Soon after, Balthazar is sold to a corn merchant who starves the donkey and works him to near death. The corn merchant sells Balthazar back to Marie’s family where things haven’t been going well. Marie has left home to avoid her abusive relationship with Gérard but Gérard finds her, beats her and strips her naked in an abandoned house. Gérard takes Balthazar and tries to use him to smuggle contraband across the border only to be chased off by customs officials with guns. Now here’s where this film really sours my buttermilk.

In the brief encounter with customs, Balthazar is shot. He then wanders away to a field of sheep and dies. Or at least I think he does. It’s hard to tell because I can tell the donkey isn’t actually dead. But I confirmed the ending with some help from the good people at the Turner Classic Movies website. Now I’m pissed.
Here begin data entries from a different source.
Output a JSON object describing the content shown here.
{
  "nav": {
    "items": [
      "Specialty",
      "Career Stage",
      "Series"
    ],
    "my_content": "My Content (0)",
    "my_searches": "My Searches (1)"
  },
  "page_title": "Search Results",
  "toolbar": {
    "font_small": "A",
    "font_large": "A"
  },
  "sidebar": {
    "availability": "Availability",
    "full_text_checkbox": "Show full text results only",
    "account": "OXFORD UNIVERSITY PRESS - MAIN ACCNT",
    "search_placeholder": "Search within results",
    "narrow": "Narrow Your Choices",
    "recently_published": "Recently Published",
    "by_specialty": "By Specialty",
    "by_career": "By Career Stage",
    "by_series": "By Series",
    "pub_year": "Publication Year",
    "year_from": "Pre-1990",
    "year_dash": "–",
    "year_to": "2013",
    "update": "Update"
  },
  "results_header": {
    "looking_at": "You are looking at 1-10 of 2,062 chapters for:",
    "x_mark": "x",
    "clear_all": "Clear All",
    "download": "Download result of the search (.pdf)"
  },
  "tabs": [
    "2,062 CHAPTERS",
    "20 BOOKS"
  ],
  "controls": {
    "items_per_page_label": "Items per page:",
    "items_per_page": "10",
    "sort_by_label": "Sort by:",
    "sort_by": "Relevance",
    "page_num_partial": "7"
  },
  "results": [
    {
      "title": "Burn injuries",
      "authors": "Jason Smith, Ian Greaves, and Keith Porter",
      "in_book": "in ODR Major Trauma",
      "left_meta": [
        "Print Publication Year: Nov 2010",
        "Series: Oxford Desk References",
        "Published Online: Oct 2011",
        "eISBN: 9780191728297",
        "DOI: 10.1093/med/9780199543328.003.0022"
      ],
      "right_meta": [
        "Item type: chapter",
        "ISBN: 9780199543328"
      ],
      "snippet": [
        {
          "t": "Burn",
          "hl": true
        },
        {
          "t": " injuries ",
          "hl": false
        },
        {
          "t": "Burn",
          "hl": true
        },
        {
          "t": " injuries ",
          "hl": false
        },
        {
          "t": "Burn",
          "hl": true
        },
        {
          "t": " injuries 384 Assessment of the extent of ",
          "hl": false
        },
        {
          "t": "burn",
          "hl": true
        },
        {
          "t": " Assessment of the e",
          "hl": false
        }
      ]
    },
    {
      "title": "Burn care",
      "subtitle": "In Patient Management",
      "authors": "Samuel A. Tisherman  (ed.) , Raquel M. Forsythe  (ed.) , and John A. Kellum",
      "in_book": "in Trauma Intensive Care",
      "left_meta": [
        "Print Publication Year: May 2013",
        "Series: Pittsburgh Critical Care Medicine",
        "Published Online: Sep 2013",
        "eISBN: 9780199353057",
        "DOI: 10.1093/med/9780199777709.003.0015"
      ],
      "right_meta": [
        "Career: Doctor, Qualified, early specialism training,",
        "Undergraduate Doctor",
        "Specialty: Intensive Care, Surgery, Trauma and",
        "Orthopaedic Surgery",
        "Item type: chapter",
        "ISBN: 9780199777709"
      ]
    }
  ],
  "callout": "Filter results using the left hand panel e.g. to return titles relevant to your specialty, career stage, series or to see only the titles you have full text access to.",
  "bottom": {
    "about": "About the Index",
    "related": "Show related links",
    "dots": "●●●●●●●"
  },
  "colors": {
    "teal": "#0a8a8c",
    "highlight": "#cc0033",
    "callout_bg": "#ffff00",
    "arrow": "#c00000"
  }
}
I hate when animals die in movies. Anytime I plan on watching a movie with a dog, I always check beforehand. I can’t take it. If the film had its share of feel good moments maybe it could balance out the pain of killing an innocent creature who lived a sad life, but it doesn’t. Marie is loving and she is abused and humiliated. Arnold, the drunk, is one of Balthazar’s nicer owners and he also dies. Gérard is almost killed but gets away. I get it, life doesn’t always work out for good people, but there’s a point in the three-act structure of storytelling known as the “resolution” that I hold very dear, but I wasn’t sure what that was supposed to be in Au Hasard Balthazar.

The resolution is supposed to result in a catharsis (emotional release) for the viewer. Au Hasard Balthazar has no release. Nor does Marie or Balthazar overcome any personal demons or learn a lesson. Unless the lesson is that Marie should let Gérard beat her and give him total control over her life. I understand not all film’s follow the same road map but I wasn’t comfortable with this veering so far off track.

At this point, you might be curious as to why I gave this film a positive rating. Well, it is beautiful visually, there’s no denying that. But also, there are two scenes I can’t get out of my head. One is when Balthazar is sold to the circus and waits in a cage. The scene cuts back and forth between Balthazar and the other animals, staring and growling. Critics say Bresson would purposefully design scenes to be emotionally ambiguous but I don’t see any other way to interpret this scene than it being about fear. Balthazar is in a scary place, we are scared for him because we don’t know what the future holds.

The second scene is the last scene where Balthazar wanders through the flock of sheep. Again, this scene makes the viewer fearful. “Is Balthazar going to die? Will anybody find him?” When it becomes clear no one will the scene becomes the most depressing thing put to celluloid. Though it does bring up an interesting question.

Would this film be better had it been told through the eyes of Balthazar? I think so. The film has too many long stretches without Balthazar. I’m not interested in watching emotionless amateur actors bemoan their existence. Maybe Au Hasard Balthazar should have taken the War Horse approach of having the animal be the main focus of every scene. Except, War Horse kind of sucks, so maybe not. Still, I see the seed of a more inspiring story in his dried out husk of misery.

There’s no denying Au Hasard Balthazar is art. It looks like art, it sounds like art, it’s both complex and simple like art, but a film is a balancing act. A film is also a story and Au Hasard Balthazar feels half written. There’s a reason this film took so long to catch on in America. It’s such an acquired taste and we don’t like to feel sad as shit. There’s enough misery already. I commend the film for its ability to make me feel such strong emotions but that doesn’t mean I have to like that it makes me feel that way. Sorry, that’s all I can write, for now. I think my tears are short circuiting my laptop.

Let’s all drop a 40 for my good buddy Balthazar. RIP.